## EXERCISE GOAL
State the count of lines below in which the word "with" appears, and add nothing.

## INFORMATION
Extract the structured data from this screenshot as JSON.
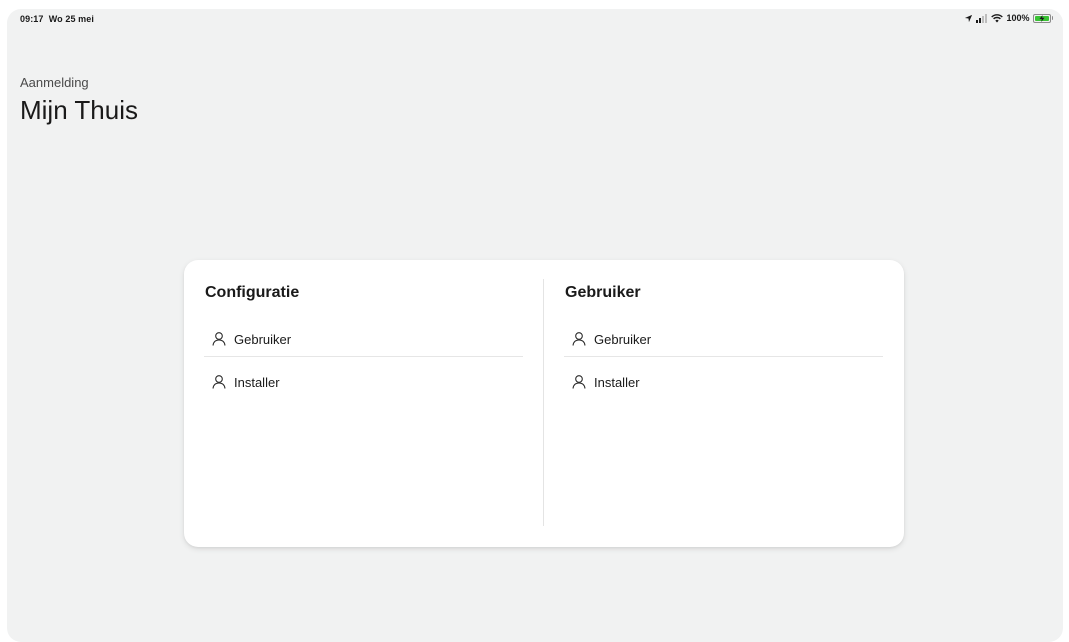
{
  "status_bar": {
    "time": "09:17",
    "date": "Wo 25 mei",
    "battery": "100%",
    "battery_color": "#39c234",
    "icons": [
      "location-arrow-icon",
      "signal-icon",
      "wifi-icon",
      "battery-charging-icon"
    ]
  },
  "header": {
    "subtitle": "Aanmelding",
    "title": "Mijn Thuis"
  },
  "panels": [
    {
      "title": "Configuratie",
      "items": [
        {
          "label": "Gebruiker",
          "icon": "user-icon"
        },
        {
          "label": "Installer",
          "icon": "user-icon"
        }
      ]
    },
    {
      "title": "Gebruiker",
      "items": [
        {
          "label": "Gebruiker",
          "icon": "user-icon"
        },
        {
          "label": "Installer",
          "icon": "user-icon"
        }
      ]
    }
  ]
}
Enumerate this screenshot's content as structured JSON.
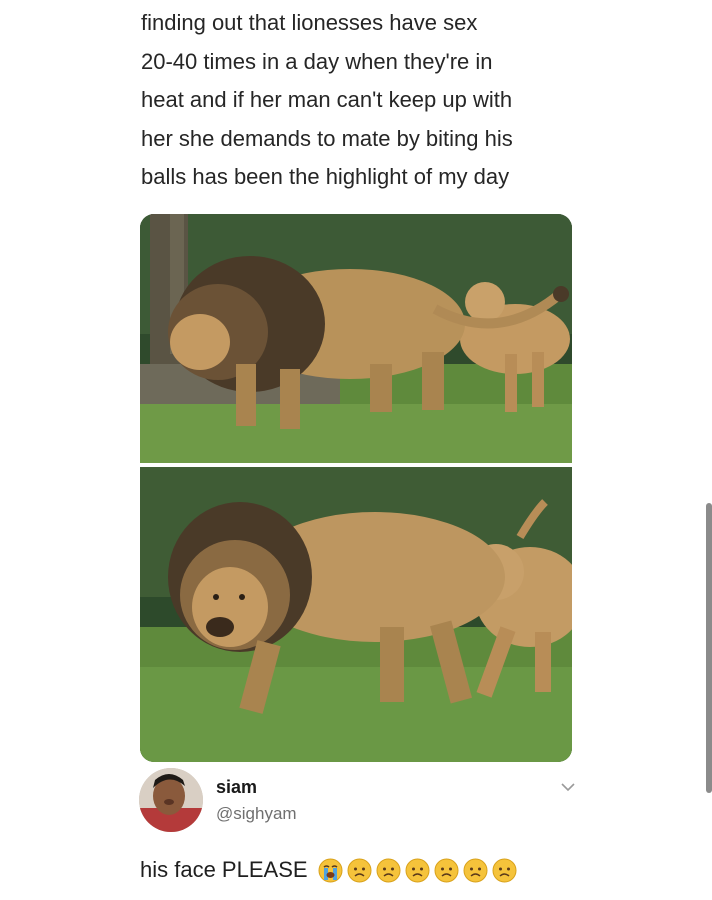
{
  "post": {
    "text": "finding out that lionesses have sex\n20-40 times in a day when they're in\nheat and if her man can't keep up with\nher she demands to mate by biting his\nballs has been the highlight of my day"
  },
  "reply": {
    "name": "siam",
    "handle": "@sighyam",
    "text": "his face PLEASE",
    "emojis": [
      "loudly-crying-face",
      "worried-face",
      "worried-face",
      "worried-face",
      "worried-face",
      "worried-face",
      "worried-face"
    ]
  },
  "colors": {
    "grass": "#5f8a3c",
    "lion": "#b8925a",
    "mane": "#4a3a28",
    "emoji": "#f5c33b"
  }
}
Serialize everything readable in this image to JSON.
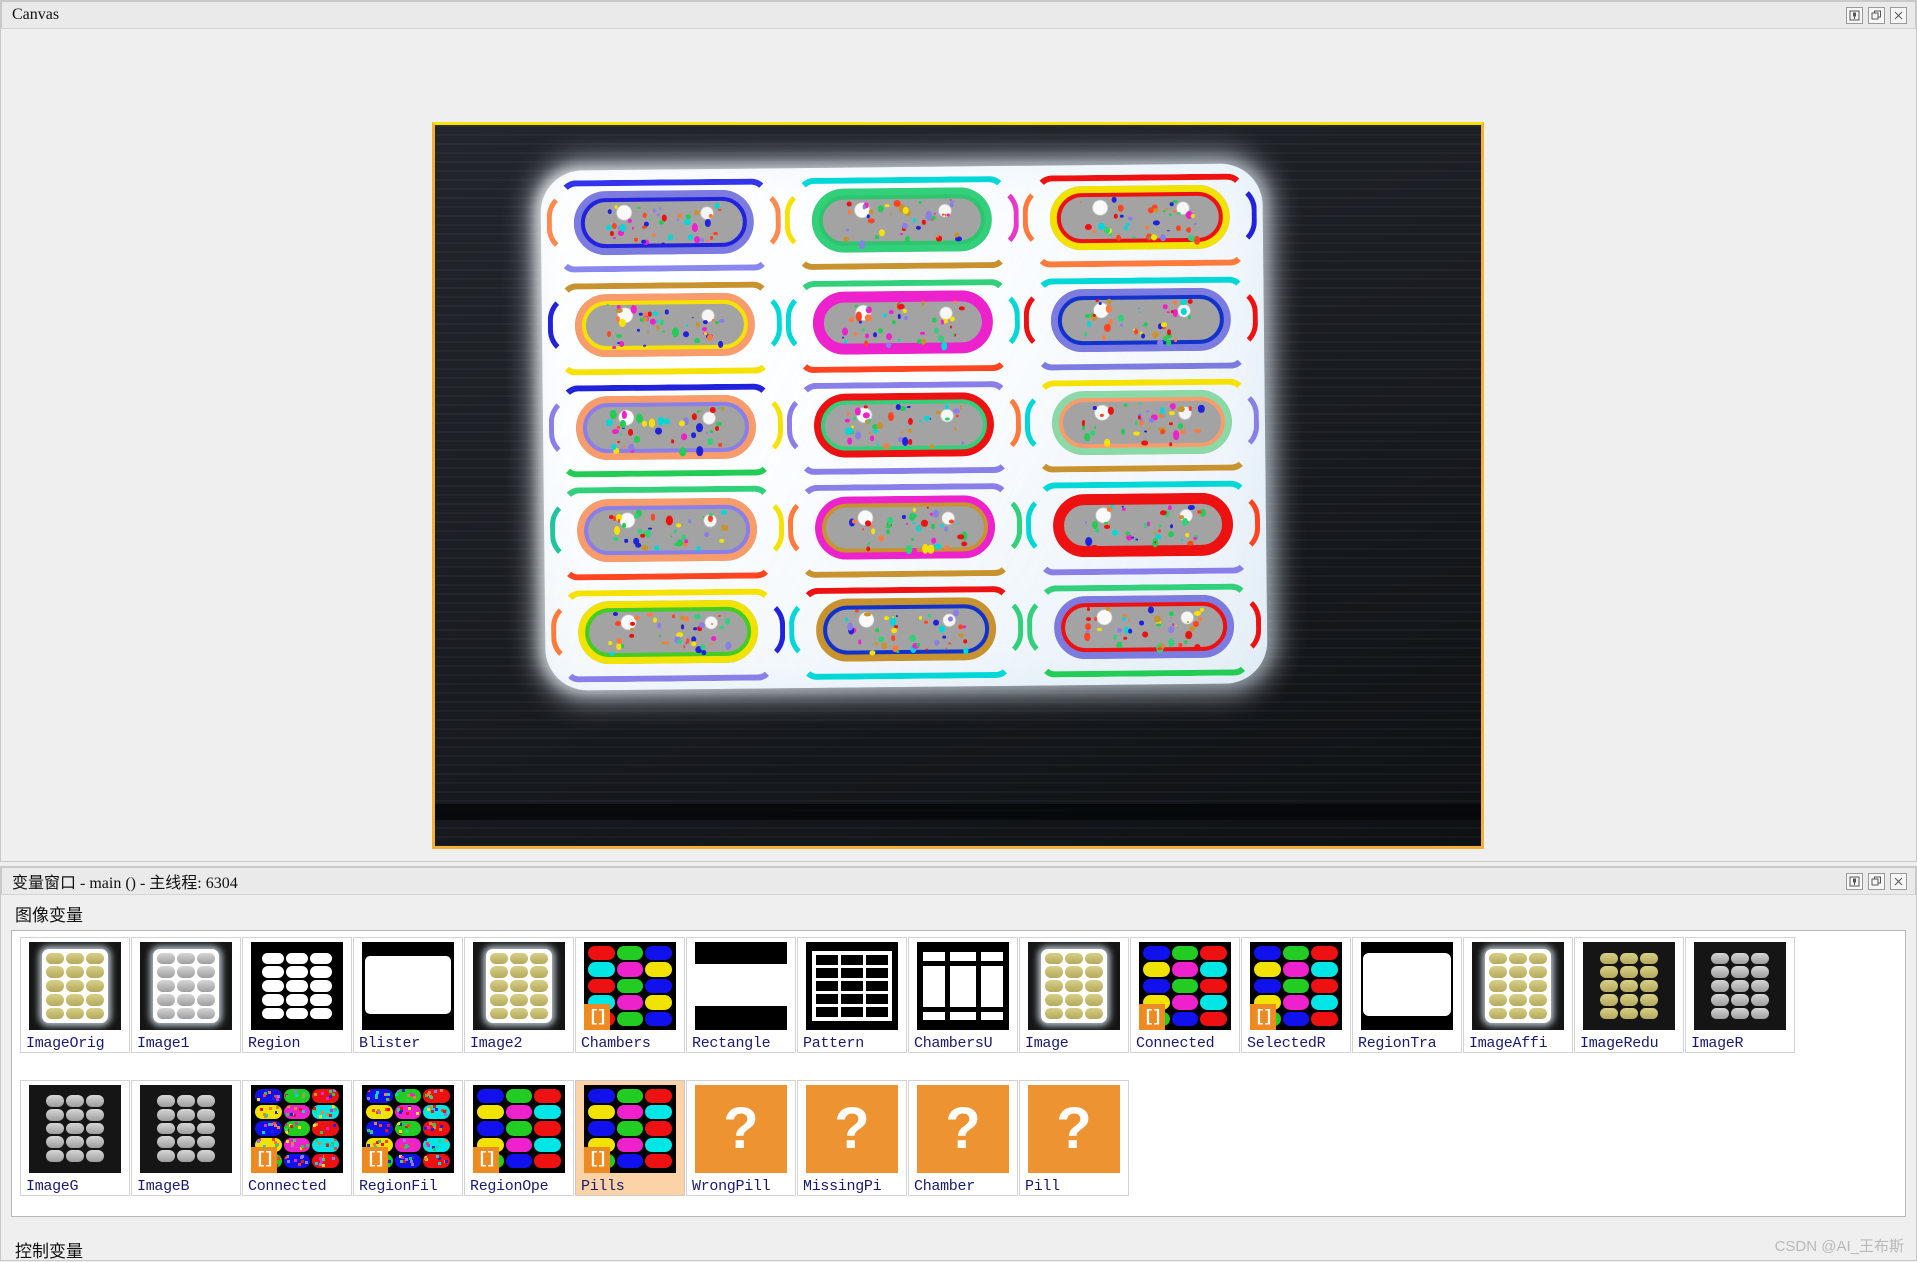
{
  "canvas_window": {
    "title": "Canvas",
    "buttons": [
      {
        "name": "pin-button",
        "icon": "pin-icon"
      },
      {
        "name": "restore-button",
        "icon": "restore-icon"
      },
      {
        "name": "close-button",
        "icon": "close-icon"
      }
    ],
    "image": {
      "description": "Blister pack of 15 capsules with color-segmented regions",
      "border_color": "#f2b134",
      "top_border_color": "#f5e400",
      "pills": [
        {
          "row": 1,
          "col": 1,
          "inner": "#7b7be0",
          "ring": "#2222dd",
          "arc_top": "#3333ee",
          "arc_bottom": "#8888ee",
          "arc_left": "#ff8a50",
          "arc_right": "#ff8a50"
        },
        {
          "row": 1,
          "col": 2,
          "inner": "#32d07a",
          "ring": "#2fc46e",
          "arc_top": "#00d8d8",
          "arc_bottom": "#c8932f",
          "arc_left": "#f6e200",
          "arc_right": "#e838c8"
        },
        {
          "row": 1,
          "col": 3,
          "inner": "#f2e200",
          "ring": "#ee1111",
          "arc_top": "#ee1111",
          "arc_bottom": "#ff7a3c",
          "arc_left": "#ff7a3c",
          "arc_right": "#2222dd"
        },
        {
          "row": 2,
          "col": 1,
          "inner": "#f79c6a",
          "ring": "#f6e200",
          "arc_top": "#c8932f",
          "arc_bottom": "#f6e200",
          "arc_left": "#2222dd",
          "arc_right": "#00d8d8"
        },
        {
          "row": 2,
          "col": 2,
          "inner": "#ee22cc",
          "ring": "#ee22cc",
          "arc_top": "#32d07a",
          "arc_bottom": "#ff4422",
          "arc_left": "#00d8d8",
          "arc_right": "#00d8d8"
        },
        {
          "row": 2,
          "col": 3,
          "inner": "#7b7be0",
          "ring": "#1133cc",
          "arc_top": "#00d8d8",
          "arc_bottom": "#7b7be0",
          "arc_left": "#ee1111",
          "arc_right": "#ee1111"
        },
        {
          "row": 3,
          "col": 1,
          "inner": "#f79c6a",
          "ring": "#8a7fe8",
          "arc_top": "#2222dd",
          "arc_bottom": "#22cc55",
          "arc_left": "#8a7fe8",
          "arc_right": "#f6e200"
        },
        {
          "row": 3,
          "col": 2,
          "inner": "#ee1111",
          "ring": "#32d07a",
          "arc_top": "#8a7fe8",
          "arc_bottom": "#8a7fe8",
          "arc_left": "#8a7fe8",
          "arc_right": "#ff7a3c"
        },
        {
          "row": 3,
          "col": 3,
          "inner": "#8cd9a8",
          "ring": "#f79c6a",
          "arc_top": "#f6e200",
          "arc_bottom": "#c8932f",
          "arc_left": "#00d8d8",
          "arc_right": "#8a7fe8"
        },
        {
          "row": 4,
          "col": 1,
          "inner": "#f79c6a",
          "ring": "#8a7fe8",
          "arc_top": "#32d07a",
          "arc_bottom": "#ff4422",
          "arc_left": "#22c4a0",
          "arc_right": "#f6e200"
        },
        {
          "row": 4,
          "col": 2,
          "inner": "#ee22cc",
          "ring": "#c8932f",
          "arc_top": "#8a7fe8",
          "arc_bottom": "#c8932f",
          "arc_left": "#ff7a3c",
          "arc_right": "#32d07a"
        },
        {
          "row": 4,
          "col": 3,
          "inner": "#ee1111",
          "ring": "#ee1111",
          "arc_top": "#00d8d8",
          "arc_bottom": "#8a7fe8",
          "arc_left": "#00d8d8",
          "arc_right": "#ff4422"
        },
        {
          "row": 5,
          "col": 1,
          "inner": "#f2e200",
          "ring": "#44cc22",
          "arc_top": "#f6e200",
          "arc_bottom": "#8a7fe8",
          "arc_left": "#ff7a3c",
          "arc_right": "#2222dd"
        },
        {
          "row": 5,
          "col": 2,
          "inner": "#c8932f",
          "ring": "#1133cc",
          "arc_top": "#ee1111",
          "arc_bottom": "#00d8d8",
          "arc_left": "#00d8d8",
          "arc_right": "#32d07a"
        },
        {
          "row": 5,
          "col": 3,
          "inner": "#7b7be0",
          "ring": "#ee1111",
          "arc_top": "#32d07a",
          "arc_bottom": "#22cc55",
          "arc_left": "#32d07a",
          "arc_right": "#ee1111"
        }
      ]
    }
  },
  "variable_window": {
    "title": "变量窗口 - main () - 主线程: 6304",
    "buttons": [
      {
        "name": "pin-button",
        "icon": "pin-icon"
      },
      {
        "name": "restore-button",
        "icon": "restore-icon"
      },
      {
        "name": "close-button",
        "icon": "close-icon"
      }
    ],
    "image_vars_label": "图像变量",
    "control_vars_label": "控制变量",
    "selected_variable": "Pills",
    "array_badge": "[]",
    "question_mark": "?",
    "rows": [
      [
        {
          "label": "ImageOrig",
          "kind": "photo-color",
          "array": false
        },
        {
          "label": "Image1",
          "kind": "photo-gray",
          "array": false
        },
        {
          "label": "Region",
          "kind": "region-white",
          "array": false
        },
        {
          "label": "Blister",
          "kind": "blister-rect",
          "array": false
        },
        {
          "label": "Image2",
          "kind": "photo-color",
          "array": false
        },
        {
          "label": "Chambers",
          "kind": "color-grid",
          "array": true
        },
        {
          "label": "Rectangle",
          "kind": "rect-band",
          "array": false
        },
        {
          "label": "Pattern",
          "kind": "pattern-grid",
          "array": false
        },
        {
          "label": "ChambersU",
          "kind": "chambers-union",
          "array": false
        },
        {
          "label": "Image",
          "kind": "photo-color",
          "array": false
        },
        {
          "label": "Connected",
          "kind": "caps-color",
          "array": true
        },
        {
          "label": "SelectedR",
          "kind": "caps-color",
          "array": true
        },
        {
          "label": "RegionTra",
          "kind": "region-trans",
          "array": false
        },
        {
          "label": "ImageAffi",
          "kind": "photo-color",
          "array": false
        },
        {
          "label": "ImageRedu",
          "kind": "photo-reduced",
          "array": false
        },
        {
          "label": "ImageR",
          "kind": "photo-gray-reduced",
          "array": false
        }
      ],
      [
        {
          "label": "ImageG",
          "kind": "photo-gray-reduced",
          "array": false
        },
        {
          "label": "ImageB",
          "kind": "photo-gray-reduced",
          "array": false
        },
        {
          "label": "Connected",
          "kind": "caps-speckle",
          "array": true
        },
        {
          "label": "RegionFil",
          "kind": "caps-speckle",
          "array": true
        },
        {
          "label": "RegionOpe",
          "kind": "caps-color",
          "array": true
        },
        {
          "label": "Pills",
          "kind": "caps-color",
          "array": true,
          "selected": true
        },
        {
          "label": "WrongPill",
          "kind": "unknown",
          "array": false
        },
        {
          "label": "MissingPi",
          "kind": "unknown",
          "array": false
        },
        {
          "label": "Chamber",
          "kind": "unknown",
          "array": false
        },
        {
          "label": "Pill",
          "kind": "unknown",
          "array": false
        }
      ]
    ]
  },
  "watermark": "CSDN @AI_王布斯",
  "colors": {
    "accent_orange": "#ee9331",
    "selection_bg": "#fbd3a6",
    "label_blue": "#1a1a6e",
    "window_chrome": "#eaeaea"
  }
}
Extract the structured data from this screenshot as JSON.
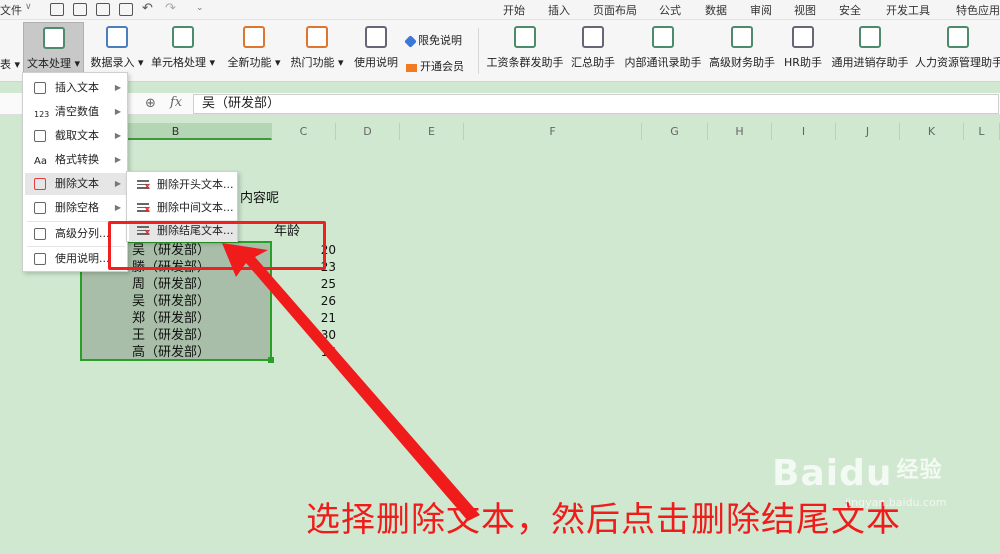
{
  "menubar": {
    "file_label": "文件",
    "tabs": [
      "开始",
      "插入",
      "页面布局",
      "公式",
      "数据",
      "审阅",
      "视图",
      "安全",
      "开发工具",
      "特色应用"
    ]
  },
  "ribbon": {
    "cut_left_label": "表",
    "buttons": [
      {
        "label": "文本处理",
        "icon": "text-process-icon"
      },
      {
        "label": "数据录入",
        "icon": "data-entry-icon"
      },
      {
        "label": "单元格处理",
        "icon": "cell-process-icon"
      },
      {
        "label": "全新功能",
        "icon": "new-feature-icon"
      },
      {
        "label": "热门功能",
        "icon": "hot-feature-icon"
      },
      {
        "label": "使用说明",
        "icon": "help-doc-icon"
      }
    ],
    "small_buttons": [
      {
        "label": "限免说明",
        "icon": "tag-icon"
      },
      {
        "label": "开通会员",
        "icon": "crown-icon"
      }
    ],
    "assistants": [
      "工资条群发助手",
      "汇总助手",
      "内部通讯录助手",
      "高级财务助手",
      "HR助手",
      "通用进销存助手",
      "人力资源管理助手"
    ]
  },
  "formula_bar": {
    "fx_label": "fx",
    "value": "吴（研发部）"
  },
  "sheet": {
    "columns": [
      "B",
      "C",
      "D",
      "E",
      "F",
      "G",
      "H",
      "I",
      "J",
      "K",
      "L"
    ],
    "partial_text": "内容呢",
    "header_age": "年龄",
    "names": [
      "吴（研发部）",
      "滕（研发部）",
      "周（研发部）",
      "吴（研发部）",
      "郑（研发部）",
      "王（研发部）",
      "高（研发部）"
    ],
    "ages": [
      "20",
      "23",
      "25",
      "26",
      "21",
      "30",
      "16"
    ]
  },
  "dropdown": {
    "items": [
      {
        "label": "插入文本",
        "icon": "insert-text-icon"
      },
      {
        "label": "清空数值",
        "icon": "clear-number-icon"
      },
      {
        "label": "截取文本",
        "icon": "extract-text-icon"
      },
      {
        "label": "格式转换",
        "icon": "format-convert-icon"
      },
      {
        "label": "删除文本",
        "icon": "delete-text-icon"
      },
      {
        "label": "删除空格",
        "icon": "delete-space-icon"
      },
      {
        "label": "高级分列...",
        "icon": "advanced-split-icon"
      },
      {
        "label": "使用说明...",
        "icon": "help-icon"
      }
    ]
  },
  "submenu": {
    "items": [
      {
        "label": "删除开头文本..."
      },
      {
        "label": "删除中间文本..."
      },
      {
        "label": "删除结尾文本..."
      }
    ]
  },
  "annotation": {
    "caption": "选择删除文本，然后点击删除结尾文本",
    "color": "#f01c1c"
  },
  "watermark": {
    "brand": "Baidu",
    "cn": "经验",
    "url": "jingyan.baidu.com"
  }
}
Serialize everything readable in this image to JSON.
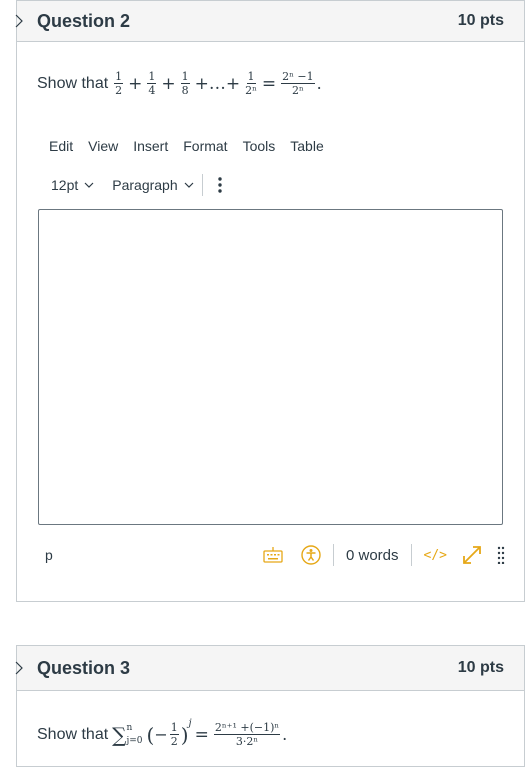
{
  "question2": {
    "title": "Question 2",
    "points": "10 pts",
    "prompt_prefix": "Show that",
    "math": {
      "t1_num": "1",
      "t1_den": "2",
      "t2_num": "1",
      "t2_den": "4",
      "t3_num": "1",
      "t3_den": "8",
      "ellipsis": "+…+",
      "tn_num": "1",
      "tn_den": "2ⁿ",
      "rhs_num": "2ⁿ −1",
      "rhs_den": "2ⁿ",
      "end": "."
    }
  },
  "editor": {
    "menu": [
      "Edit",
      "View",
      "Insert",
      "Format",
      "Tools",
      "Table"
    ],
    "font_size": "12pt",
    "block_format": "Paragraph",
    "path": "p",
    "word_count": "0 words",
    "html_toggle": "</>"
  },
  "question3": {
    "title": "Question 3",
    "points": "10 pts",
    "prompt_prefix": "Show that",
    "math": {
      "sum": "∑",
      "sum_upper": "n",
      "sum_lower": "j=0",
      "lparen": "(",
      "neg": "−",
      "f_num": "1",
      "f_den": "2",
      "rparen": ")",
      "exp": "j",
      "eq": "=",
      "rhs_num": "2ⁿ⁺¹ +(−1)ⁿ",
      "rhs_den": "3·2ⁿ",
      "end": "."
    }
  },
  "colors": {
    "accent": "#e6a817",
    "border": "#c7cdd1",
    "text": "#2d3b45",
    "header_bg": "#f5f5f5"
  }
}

## REPLY
2